Hillary Clinton declared her candidacy for President on April 12, 2015. Bernie Sanders declared his on April 30, 2015, and Donald Trump declared his on June 16, 2015. And in late May, Bill Clinton and Donald Trump had a discussion about the Donald's options and role within the Republican Party. Although the Clinton sources have denied that Bill Clinton urged the Donald to run, if Bill presented in favorable terms a Donald White House run, then he was basically supporting that option.
From early on there have been accusations leveled at Trump that he was a Trojan horse designed to bring down the Republic Party and guarantee Hillary Clinton's electoral success. But this sort of theory reposes on the idea that Trump has been simply trying to building up his own brand in cooperation with the Clintons. The ugliness of the campaign as it grinds to a close would seem to undermine the theory. Hillary and the Donald seem anything but cooperative with one another, and the Donald seems to be tearing down his brand, not building it up. In other words, Trump has been trying to win but has been doing a poor job to reach his goal.
Although the Clinton sources have denied that Bill Clinton urged the Donald to run, if Bill presented in favorable terms a Donald White House run, then he was basically supporting that option.
So let's try a different tack: what if the Donald wanted to run but was uncertain if he should. Bill Clinton, however, wanted him to run because he perceived the Donald as a strong Republican primary candidate but a weaker general election candidate than Jeb Bush, Marco Rubio, Scott Walker or some of the other potential Republican nominees. If that is what was going on, then Bill Clinton deserves his label of political genius.
Perhaps what Bill Clinton perceived is what many of us have learned. Trump has a strong minority in the Republican Party. As the Republican race started off, Trump commanded a huge amount of media coverage, and he had a steady and solid one-third of the Republican electorate. While this was not a majority of the primary voters, it was large when compared to the voter support of any of the other 16 candidates. As candidates withdrew from the nomination race, Trump managed to pick up a small percentage of their supporters. In the end he had over 50% of the voters and had prevailed in enough primary elections to guarantee his nomination at the nominating convention.
During the general election, however, and notwithstanding Hillary Clinton's own problems with the electorate, the strategy of negativity and hate which the Donald successfully used to build support in the primaries caused him to lose support. The Republican establishment never liked him, and its support of the Donald has slowly peeled away. As we approach the election, Trump's lack of support has made it plain that Clinton will win the election.
Looking back over the past year or more, it has become evident that a candidate such as Marco Rubio or Jeb Bush would have done better than Trump against Clinton. Either of those two could have maintained the establishment Republican Party and probably would have won over the Trump supporters. Neither of them have the extreme problems that have emerged for Trump as a result of his personality disorders.

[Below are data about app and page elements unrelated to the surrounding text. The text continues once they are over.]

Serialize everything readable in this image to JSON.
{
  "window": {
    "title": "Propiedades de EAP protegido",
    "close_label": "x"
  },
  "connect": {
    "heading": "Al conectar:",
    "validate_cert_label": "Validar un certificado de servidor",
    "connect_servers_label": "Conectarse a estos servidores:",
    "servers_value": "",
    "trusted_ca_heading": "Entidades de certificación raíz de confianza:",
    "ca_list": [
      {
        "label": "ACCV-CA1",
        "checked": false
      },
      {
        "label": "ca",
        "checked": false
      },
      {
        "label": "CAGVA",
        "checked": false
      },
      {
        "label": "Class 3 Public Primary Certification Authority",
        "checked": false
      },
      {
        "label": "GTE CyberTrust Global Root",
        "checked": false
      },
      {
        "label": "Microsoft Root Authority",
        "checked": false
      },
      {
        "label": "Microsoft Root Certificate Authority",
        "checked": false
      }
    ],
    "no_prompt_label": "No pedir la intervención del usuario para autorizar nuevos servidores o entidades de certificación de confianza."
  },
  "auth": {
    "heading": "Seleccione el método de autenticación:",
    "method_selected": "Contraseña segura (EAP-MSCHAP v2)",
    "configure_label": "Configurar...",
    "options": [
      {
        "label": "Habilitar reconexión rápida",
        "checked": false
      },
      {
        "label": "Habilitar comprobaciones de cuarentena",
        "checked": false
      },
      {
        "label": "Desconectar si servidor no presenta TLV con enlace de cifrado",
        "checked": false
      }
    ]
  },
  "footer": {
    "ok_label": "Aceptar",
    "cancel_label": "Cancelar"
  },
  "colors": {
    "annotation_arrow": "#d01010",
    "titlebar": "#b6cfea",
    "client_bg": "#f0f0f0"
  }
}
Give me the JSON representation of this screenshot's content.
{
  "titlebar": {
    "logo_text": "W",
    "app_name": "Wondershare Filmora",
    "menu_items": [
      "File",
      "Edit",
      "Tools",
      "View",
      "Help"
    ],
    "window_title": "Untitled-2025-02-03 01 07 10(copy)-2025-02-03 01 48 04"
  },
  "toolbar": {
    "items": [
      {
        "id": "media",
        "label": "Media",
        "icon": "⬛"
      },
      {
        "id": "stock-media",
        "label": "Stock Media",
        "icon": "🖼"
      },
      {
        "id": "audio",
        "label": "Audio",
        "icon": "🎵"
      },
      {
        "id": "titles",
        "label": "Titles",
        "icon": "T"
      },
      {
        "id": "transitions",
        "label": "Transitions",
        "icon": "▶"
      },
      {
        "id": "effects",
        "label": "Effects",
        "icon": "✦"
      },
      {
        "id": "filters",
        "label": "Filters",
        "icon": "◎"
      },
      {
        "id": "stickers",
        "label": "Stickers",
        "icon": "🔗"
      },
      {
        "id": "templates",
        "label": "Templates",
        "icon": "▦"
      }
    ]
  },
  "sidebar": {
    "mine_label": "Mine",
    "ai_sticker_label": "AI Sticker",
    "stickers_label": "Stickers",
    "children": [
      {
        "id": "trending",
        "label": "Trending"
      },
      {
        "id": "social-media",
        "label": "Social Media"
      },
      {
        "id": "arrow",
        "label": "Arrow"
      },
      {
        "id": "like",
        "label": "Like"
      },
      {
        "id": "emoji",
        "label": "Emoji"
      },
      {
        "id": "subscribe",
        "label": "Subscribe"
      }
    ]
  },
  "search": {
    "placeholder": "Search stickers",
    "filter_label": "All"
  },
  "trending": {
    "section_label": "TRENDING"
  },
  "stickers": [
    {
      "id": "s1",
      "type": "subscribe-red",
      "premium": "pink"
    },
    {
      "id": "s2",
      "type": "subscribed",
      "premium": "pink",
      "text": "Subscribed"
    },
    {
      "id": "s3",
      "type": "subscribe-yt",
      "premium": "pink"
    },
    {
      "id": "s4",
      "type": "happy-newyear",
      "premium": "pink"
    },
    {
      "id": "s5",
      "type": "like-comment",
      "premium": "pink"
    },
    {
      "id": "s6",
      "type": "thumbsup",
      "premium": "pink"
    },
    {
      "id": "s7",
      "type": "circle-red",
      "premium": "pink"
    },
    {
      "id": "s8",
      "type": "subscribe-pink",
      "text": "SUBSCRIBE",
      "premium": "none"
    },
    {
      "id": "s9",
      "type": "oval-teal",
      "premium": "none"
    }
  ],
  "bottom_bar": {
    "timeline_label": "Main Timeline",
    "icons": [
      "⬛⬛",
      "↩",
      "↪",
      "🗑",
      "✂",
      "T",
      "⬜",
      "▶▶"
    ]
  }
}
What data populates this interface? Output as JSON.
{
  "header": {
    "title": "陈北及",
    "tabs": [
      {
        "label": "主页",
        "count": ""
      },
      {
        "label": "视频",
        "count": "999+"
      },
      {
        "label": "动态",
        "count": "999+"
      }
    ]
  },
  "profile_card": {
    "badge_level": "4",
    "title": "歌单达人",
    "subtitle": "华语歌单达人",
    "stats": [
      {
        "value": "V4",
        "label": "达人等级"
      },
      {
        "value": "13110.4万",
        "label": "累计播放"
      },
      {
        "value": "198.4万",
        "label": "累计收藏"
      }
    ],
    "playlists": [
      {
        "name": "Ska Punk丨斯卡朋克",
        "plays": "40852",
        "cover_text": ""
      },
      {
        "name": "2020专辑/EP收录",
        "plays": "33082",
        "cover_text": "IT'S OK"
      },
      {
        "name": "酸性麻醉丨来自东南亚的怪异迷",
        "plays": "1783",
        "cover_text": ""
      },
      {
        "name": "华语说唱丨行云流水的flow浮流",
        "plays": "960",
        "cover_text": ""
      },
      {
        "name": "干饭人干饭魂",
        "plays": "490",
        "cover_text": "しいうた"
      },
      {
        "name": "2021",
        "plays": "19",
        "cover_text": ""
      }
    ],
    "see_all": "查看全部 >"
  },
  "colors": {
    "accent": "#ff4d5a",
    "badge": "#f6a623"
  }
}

Even if Bill Clinton did not urge Trump to run, he probably did nothing to dissuade the Donald from seeking the Republican nomination. Adding yet another candidate to the many already running would do nothing to help the Republican Party. And Bill Clinton would certainly know Trump as a person and would be able to foresee the problems he would make for himself in trying to run.
In late May 2015, no one could predict how strong the Sanders candidacy would become or that Trump would ultimately gain the Republic nomination. From Bill Clinton's perspective, however, adding Trump to the Republican stew would have no negative effect on Hillary's candidacy. In the end, the combination of rigging the Democratic nomination and having Trump as the Republican nominee has resulted in giving the election of Hillary. And that, after all, is what Bill Clinton wanted all along.
Michael T. Hertz